Leader Volume 8, Number 6
Jacobsen is president of Jacobsen Consulting Group (Sunnyvale, CA;
phone 408.244.6672; email firstname.lastname@example.org), helping
organizations create and implement changes.
The task force
has become a regular part of organizational life.
Task forces are formed to solve multidimensional problems
that require stakeholder buy-in in order to find a solution that
can be implemented.
Some task forces
work well and accomplish their purpose.
Others flounder. Here
are 12 tips to create a productive task force.
Include six to twelve people who understand the issues and
who will have a role in implementing the solution. Complex
problems generally require at least six.
More than twelve can be unwieldy.
Establish a clearly defined purpose for the task force, and
a target time for completion of its task.
Write this on easel pad paper and prominently display it at
each meeting to keep people focused. Clarify the resources and
authority of the task force.
Will it just be recommending, or will it be implementing,
At the first meeting, confirm the purpose of the task
force, and why each member was selected for it.
Ask people to introduce themselves and state:
What they bring and how they can benefit from participation.
What behavior of others on a task force helps bring out the
best in them.
What behavior of others on a task force really annoys them.
4) Ground rules:
Brainstorm ground rules. Then ask people if they can
"live with" them. Work
on them until you have a set that everyone will commit to.
Post them at every meeting.
Review them at the start of each meeting to refresh
people's memory, and at the end, in the meeting review.
Choose an open-minded person with good facilitation skills.
The facilitator's role is to help the task force move
forward. Someone who
is seen as trying to sway the group toward his/her position will
have limited effectiveness.
Each meeting needs an agenda with a set time for each item.
All task force members need input into the agenda.
The agenda should be distributed before a meeting, so
people can prepare for it.
For a task force to achieve its goal, everyone needs to
facilitator is responsible for drawing out people who are reticent
and limiting those who are too talkative.
If someone is repeatedly absent, does not participate, or
asks to drop out, let them leave.
Replace them with someone who will participate and add
Seek creative alternatives. Theres seldom only one
Consensus decisions are typically a task-force goal.
Consensus is not unanimous agreement.
It means that critical stakeholders can "live
with" a decision.
Group dynamics are a key to what a task force can

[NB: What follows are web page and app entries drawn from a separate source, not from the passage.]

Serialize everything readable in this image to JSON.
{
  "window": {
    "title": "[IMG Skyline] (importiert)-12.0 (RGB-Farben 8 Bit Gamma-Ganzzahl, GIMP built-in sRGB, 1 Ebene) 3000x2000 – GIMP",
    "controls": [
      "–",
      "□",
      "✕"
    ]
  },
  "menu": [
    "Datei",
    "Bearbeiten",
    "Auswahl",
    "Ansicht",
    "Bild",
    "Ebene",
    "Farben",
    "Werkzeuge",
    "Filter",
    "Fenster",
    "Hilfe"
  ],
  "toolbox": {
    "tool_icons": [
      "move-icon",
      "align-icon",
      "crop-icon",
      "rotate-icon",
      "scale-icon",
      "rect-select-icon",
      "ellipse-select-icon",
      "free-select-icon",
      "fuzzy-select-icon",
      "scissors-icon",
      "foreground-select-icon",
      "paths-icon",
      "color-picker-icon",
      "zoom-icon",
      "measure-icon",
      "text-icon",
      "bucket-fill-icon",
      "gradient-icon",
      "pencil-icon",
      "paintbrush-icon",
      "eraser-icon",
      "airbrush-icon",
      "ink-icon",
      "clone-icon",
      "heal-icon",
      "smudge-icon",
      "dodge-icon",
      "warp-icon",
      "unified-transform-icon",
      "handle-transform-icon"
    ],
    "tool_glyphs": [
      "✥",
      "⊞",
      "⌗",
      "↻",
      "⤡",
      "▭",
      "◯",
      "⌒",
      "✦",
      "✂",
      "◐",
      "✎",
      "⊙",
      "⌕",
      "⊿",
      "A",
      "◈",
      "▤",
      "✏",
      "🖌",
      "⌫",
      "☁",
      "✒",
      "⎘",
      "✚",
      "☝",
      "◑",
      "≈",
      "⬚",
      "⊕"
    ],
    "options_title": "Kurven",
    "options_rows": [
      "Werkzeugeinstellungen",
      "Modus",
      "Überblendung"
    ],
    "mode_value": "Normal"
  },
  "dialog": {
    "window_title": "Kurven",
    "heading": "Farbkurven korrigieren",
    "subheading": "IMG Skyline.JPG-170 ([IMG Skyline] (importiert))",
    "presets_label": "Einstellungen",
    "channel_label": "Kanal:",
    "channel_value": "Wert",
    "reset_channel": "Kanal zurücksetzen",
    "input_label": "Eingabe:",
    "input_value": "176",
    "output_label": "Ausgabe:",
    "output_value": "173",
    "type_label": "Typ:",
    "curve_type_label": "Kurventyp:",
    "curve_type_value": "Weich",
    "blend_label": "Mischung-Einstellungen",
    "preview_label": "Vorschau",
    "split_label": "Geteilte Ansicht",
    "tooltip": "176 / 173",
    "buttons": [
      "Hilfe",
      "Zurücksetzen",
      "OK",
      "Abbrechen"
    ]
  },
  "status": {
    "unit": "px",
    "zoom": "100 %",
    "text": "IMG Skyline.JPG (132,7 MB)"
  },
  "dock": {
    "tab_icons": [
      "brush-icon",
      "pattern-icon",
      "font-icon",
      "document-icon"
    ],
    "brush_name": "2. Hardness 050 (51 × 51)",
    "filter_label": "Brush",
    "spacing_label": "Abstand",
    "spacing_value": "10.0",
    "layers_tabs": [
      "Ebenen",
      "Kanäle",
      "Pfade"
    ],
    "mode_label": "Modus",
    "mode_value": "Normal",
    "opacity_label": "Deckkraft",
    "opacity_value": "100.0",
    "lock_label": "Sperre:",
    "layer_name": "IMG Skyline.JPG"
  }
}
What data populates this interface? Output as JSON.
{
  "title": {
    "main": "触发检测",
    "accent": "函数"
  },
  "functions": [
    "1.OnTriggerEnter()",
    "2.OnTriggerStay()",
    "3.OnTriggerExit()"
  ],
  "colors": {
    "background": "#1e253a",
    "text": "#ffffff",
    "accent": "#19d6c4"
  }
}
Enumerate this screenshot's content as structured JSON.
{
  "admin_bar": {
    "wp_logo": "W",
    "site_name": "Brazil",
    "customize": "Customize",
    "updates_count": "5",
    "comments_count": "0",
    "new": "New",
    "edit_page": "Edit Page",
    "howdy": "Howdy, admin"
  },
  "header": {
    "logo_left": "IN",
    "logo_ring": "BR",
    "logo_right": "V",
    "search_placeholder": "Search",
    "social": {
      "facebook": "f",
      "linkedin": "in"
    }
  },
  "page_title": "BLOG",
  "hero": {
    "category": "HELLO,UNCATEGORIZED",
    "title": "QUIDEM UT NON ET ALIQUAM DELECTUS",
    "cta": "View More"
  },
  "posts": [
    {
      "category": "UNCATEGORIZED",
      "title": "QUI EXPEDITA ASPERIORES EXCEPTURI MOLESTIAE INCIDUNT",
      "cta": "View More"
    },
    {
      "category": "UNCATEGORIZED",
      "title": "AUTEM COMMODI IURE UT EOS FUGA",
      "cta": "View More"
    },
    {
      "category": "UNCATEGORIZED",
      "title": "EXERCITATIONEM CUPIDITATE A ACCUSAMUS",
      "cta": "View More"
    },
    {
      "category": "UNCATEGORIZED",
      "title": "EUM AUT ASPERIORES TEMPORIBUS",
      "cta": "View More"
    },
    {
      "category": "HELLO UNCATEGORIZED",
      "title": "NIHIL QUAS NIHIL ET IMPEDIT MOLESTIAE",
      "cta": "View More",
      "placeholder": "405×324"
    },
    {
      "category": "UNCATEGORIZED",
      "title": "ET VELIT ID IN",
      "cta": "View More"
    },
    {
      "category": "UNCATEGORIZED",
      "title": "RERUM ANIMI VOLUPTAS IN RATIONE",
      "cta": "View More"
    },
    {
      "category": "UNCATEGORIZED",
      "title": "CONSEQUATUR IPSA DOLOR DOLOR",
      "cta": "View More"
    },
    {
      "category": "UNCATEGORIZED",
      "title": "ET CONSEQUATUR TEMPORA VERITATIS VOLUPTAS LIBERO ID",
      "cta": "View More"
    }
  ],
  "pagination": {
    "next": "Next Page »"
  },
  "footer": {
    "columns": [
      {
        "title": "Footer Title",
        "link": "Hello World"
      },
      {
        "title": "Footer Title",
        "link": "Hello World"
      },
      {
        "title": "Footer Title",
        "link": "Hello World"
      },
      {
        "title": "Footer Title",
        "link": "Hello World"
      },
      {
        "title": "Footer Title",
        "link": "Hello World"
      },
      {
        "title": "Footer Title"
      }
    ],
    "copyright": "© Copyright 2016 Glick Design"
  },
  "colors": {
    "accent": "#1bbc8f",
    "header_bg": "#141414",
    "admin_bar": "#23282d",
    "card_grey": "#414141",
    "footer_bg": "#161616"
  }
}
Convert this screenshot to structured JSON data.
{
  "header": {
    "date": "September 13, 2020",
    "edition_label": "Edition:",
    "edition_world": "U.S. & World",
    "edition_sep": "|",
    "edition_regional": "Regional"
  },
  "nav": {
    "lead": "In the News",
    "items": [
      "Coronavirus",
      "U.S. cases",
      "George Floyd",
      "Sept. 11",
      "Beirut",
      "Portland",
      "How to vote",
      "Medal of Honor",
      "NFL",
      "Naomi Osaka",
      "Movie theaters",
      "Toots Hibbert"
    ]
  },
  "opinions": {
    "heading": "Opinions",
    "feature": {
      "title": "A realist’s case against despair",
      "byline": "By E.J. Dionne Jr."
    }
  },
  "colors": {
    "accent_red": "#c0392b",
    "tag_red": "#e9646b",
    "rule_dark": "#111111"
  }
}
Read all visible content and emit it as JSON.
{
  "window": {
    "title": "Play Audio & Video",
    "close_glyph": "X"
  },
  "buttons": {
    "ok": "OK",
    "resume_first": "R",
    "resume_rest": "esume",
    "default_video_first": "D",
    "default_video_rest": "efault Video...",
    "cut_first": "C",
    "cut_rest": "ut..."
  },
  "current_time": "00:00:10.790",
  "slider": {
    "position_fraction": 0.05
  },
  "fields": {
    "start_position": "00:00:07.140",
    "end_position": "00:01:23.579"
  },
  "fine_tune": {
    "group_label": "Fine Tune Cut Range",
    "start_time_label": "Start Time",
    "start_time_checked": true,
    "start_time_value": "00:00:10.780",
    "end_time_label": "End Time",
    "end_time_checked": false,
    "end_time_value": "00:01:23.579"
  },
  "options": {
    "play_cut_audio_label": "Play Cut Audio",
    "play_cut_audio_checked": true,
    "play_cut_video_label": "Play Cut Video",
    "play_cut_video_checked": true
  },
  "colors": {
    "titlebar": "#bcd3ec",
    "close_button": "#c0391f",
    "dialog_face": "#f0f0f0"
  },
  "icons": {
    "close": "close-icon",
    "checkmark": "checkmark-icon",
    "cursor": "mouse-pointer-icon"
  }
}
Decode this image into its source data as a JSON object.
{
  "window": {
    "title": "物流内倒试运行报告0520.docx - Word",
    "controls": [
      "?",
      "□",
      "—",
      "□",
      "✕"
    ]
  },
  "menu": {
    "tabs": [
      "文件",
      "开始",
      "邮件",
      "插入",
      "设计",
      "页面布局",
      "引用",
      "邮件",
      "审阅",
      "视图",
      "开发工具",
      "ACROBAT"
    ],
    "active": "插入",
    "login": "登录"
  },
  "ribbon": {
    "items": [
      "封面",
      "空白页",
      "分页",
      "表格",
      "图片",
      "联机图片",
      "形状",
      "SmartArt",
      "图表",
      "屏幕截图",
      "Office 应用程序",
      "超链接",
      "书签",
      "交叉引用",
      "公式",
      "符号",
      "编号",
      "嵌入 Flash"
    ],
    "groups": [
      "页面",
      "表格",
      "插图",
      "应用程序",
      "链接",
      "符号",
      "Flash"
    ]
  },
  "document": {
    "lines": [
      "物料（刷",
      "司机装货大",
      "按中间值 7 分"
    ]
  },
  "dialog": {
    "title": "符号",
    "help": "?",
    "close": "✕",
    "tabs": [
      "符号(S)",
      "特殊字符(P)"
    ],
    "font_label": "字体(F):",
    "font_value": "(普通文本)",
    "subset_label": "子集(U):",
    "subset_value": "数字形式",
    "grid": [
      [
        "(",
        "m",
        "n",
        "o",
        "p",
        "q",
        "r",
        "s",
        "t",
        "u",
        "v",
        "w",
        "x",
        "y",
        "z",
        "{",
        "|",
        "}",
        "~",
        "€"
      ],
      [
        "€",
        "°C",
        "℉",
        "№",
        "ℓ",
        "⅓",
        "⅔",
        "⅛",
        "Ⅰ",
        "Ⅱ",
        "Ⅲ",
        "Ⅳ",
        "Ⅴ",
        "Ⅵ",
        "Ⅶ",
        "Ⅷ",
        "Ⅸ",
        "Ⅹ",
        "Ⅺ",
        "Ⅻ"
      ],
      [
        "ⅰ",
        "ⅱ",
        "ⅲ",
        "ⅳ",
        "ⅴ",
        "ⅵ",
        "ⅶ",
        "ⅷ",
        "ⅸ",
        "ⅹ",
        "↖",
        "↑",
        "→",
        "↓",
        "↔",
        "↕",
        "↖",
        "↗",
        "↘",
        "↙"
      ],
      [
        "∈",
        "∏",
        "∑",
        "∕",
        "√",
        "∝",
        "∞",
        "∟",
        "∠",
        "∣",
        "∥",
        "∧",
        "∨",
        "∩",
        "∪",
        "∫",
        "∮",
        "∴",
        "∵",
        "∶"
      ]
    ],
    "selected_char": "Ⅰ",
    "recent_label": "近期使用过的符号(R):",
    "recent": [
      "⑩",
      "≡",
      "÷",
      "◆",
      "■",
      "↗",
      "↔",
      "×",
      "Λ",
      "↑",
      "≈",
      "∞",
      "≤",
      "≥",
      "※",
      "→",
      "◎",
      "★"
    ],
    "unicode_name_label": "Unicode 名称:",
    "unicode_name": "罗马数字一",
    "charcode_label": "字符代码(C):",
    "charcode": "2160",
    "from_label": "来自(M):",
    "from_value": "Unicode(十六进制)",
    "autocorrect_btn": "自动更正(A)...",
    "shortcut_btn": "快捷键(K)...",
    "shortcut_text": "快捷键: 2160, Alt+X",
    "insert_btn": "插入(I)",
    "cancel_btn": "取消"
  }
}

accomplish. Appoint a
process monitor to observe how the group interacts.
Include a report of his/her observations during the meeting
review to help improve how people relate to each other.
Rotate this role through the group from meeting to meeting.
Save five to ten minutes at the end of a meeting to review
how it went.
How did we do in relation to our ground rules?
What worked well today?
What should we change to have a more effective meeting next
Meeting notes clarify, record and communicate points that
need to be remembered. Appoint
a recorder to write and distribute notes on a timely basis.
When a task force
is composed of the right people, is energized with an important
purpose, and focused in well-run meetings, creative results will